Setting standards - Page 2

San Francisco's homeless shelters, overdue for basic necessities, may be about to change

We're getting out of the shelter business." At no point did he mention implementing shelter health and safety standards.

James Leonard, a member of the Shelter Monitoring Committee who has spent the past 18 months homeless in San Francisco and San Diego, won't stay in the shelters anymore. All of his possessions were stolen three times. He missed several job interviews because he couldn't charge his cell phone. Frustrated, he hit the streets again. The Homeless Outreach Team found him, officially dubbed him "shelter challenged," and gave him a stabilization bed, which he hopes will eventually transition into a lease in a single-room-occupancy hotel.

He told us the lack of standards contributes to the problem of chronic homelessness because more people would stay in the shelters, off the street, if they were safe and treatment were consistent from facility to facility.

"People keep looking at what's wrong with those homeless people and keep skipping over what's wrong with those shelters and some of those staff members," he said. "It's a system set up to fail unless it has standards."

The issues extend beyond each shelter's four walls.

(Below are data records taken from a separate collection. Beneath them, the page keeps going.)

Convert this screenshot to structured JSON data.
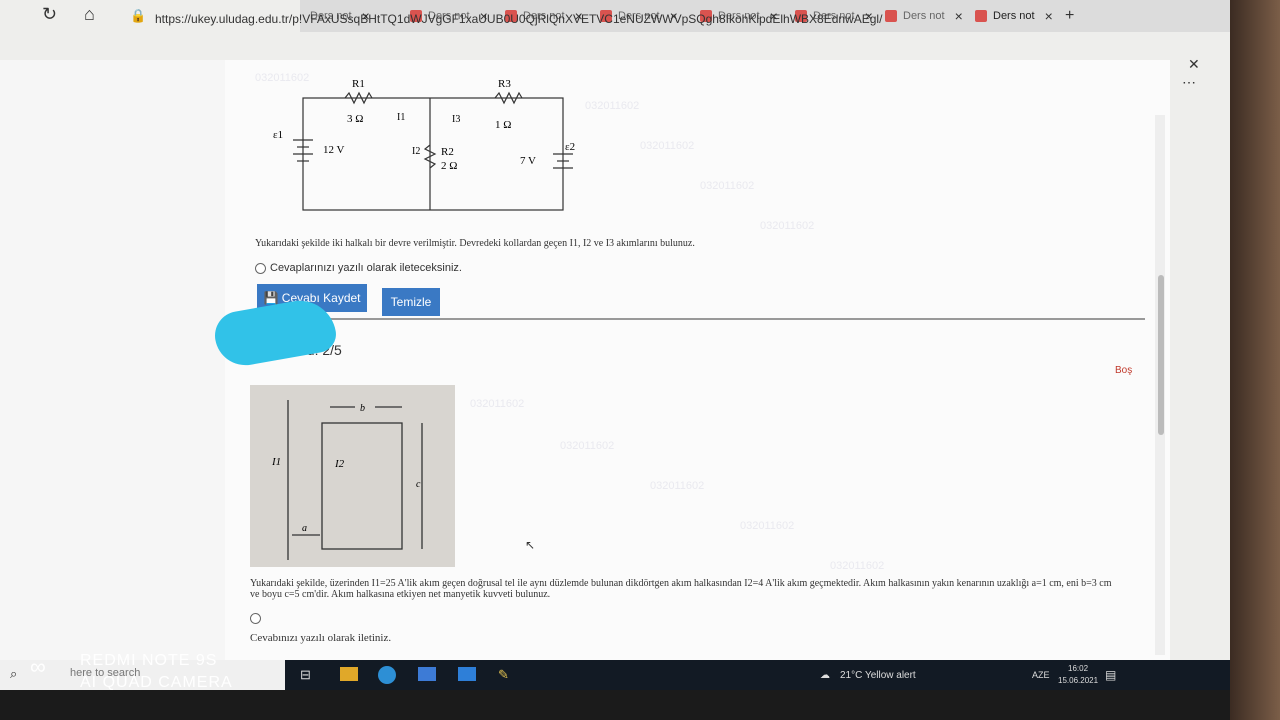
{
  "browser": {
    "tabs": [
      {
        "label": "Ders not"
      },
      {
        "label": "Ders not"
      },
      {
        "label": "Ders not"
      },
      {
        "label": "Ders not"
      },
      {
        "label": "Ders not"
      },
      {
        "label": "Ders not"
      },
      {
        "label": "Ders not"
      },
      {
        "label": "Ders not"
      }
    ],
    "new_tab_symbol": "+",
    "url": "https://ukey.uludag.edu.tr/p!VFAxUSsqBHtTQ1dWJVgGF1xaUUB0U0QjRlQnXVETVC1eNUZWWVpSQgh8IkohKlpdElhWBX8EdnwAEgl/"
  },
  "watermark": "032011602",
  "question1": {
    "circuit": {
      "r1_label": "R1",
      "r1_value": "3 Ω",
      "r3_label": "R3",
      "r3_value": "1 Ω",
      "r2_label": "R2",
      "r2_value": "2 Ω",
      "e1_label": "ε1",
      "e1_value": "12 V",
      "e2_label": "ε2",
      "e2_value": "7 V",
      "i1": "I1",
      "i2": "I2",
      "i3": "I3"
    },
    "text": "Yukarıdaki şekilde iki halkalı bir devre verilmiştir. Devredeki kollardan geçen I1, I2 ve I3 akımlarını bulunuz.",
    "answer_note": "Cevaplarınızı yazılı olarak ileteceksiniz.",
    "save_label": "Cevabı Kaydet",
    "clear_label": "Temizle"
  },
  "question2": {
    "header": "Soru: 2/5",
    "status": "Boş",
    "figure_labels": {
      "b": "b",
      "i1": "I1",
      "i2": "I2",
      "c": "c",
      "a": "a"
    },
    "text": "Yukarıdaki şekilde, üzerinden I1=25 A'lik akım geçen doğrusal tel ile aynı düzlemde bulunan dikdörtgen akım halkasından I2=4 A'lik akım geçmektedir. Akım halkasının yakın kenarının uzaklığı a=1 cm, eni b=3 cm ve boyu c=5 cm'dir. Akım halkasına etkiyen net manyetik kuvveti bulunuz.",
    "answer_note": "Cevabınızı yazılı olarak iletiniz."
  },
  "taskbar": {
    "search_placeholder": "here to search",
    "weather": "21°C  Yellow alert",
    "language": "AZE",
    "time": "16:02",
    "date": "15.06.2021"
  },
  "camera_watermark": {
    "line1": "REDMI NOTE 9S",
    "line2": "AI QUAD CAMERA"
  },
  "colors": {
    "button_blue": "#3a79c4",
    "status_red": "#c0392b",
    "tab_favicon": "#d9534f",
    "wm_gray": "#e9e9ef"
  }
}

It's a matter of public health for all San Franciscans. "Even if the shelters exist for a minute, they have to be healthy and humane," said Dr. Deborah Borne, medical director of homeless programs at the HSA's Tom Waddell Health Center. "Because if they aren't, they're a danger to themselves and to others."

She cited the example of sitting on a Muni bus beside someone whose bag may be carrying bedbugs. "Everyone in San Francisco is affected by the fact that we have health issues in the shelters."

Borne moved from New York to San Francisco about a year and a half ago. On her fourth day on the job at Tom Waddell, a resident died at Next Door, which houses about 250 people per night and is one of the city's largest shelters. She said the death was not the fault of any specific department, agency, or person, but it could have been avoided if some basic health and hygiene practices were standard for shelter staff and residents.

She brought together several key people, secured $300,000 in funding through HSA director Trent Rhorer, and launched the Shelter Health Initiative, a pilot project that included some of the standards that are part of Ammiano's legislation specifically targeting health and hygiene.

Next Door and Hamilton Family Center participated, were surveyed on needs, and received adequate supplies of things like soap, hand towels, sanitizer, and gloves. "Up to the date of the training, they still didn't have available the basic equipment required to protect themselves," said Jill Jarvie, a public health nurse from Tom Waddell who ran the pilot program.

It's not enough to have cases of rubber gloves and hand sanitizer. They have to be used, and used properly. "Something like a cold virus can stay alive for a couple of days," Jarvie said. Close conditions in shelters compound the risk. "When you're working in a place that sees 300 people a day, how you wash your hands can really make a difference," she added.

Thorough hand-washing techniques and procedures for cleaning up bodily fluids taught to staff trickle down to residents, and so far, it's working. According to Jarvie, Next Door has reported a decrease in illnesses. "It's been exciting to see we can actually do this," she said. The price of the pilot was about $15,000, a cost that would fall over time through bulk purchasing of supplies and as training becomes more standardized. Soon public health officials will be launching another phase, focused on bedbugs and scabies.

An initial budget analyst's report, based on information provided by the HSA, predicted a $6.2 million price tag to fully implement standards throughout the city's shelter system.